*EXERCISE MATERIAL*.
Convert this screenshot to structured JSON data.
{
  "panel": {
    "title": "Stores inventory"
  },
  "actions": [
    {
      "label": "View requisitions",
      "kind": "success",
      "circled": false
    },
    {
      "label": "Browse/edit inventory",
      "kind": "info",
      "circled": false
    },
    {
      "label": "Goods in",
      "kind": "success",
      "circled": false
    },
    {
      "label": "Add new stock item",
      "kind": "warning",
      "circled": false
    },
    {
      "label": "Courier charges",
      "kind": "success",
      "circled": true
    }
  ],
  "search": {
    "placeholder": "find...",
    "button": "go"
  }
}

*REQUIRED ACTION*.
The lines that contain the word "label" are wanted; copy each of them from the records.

*ANSWER TO THE PROBLEM*.
      "label": "View requisitions",
      "label": "Browse/edit inventory",
      "label": "Goods in",
      "label": "Add new stock item",
      "label": "Courier charges",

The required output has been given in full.